We study a Hebrew book-written by Hebrews; we serve a Hebrew Lord-who had Hebrew disciples; we desire to follow the first century church-which was first predominately Hebrew; and through Christ, we are grafted into a Hebrew family! It makes sense to study the Hebrew culture.
To fully comprehend our Christian faith, we should know about this fascinating heritage.
This is a refreshing, new, exciting way to view the Bible! Much of the Bible is mysterious to most Americans. The perplexing phrases, puzzling actions, the sometimes difficult-to-understand words of Jesus, unconventional holidays, and parables are only understood with an awareness of the Hebrew culture.
Celebrating the feasts is not works nor a way to earn a way to heaven. We are obeying Deuteronomy 6 teaching our children God’s ways.
Hanukkah is not one of the seven God appointed Feast, it is a Jewish appointed feast to remember a miracle. Jesus observed Hanukkah.
How to Celebrate Hanukkah
If you decide to celebrate Hanukkah in your home you’ll need a menorah, available here (proceeds go to support Israeli families!)

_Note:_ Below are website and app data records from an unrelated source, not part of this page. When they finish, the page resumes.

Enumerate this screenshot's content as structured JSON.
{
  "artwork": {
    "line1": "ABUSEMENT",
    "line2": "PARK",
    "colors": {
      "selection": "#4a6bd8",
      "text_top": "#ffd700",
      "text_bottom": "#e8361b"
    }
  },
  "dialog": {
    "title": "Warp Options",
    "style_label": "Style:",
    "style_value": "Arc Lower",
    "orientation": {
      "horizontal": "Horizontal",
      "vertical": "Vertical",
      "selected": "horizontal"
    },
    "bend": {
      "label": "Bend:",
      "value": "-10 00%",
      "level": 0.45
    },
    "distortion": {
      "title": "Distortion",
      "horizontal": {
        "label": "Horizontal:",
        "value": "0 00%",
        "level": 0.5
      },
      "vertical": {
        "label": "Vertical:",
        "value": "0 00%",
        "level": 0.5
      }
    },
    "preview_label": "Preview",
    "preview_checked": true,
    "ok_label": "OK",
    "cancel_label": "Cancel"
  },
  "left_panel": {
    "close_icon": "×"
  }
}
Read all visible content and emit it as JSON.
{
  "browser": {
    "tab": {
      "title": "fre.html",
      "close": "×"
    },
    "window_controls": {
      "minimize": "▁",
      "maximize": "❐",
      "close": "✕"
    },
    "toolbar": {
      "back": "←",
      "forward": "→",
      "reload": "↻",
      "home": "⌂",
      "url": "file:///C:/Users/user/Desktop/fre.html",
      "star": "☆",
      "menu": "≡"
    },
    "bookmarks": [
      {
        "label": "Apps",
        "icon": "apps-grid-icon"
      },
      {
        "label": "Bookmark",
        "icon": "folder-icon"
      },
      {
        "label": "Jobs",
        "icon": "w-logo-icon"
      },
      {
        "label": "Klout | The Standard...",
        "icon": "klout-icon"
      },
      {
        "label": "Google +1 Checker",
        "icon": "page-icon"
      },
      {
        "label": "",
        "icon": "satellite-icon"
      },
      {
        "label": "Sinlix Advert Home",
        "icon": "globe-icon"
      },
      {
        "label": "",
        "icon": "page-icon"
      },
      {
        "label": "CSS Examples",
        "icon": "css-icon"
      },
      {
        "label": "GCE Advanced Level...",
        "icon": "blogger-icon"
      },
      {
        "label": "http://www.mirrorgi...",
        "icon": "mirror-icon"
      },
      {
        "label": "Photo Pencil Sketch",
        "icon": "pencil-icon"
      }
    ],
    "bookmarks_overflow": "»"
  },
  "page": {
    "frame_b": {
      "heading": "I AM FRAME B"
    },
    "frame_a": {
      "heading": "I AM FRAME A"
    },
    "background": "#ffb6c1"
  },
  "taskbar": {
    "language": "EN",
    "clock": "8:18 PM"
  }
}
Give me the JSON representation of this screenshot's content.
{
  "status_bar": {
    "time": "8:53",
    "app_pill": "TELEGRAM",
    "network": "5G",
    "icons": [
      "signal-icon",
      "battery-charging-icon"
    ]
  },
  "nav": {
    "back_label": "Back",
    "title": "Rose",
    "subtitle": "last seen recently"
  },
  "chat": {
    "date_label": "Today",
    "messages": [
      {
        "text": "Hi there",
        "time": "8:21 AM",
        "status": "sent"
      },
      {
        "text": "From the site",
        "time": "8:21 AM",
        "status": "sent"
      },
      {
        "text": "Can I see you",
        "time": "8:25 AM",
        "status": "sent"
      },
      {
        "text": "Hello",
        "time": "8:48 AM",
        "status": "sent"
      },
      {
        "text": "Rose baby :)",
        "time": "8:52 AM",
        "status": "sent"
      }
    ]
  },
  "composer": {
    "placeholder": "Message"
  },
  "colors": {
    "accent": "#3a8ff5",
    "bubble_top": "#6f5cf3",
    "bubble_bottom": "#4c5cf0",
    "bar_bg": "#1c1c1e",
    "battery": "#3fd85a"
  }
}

Beautiful multi-colored Israeli-made candles are available for those who light menorahs. Any library or bookstore should have a good selection of illustrated books telling the story of Hanukkah for children.
Have festive meals for the eight days, say silent prayer three times a day and each night while lighting the menorah, talk to your children about Jesus being the light.
- Blessed are you, Lord our God, King of the universe, who has sanctified us by His commandments, and has commanded us to kindle the lights of Chanukah.
- Blessed are you, Lord our God, King of the universe, who wrought miracles for our fathers in days of old, at this season.
- The following blessing is said only on the first evening (or the first time one kindles the lights this Chanukah):Blessed are you, Lord our God, King of the universe, who has kept us alive, and has preserved us, and enabled us to reach this season.
After Kindling the Lights the Hallalu is Recited.
“We kindle these lights (to commemorate) the saving acts, miracles and wonders which You have performed for our forefathers, in those days at this time, through Your holy kohanim. Throughout the eight days of Chanukah, these lights are sacred, and we are not permitted to make use of them, but only to look at them, in order to offer thanks and praise to Your great Name for Your miracles, for Your wonders and for Your salvations.”
Hanukkah is not considered sacred, so all work is allowed during the eight-day period except for the weekly Sabbath.
Gift giving on each of the eight nights is an American tradition that probably came from the pressures American Jews faced from their children missing Christmas. If you’d like to give a small gift each night, or a large gift the first or last night of Hanukkah, it is up to your family. Create your own family tradition.
Each night read verses about the light, the commentary, and talk of the different symbolism of Jesus.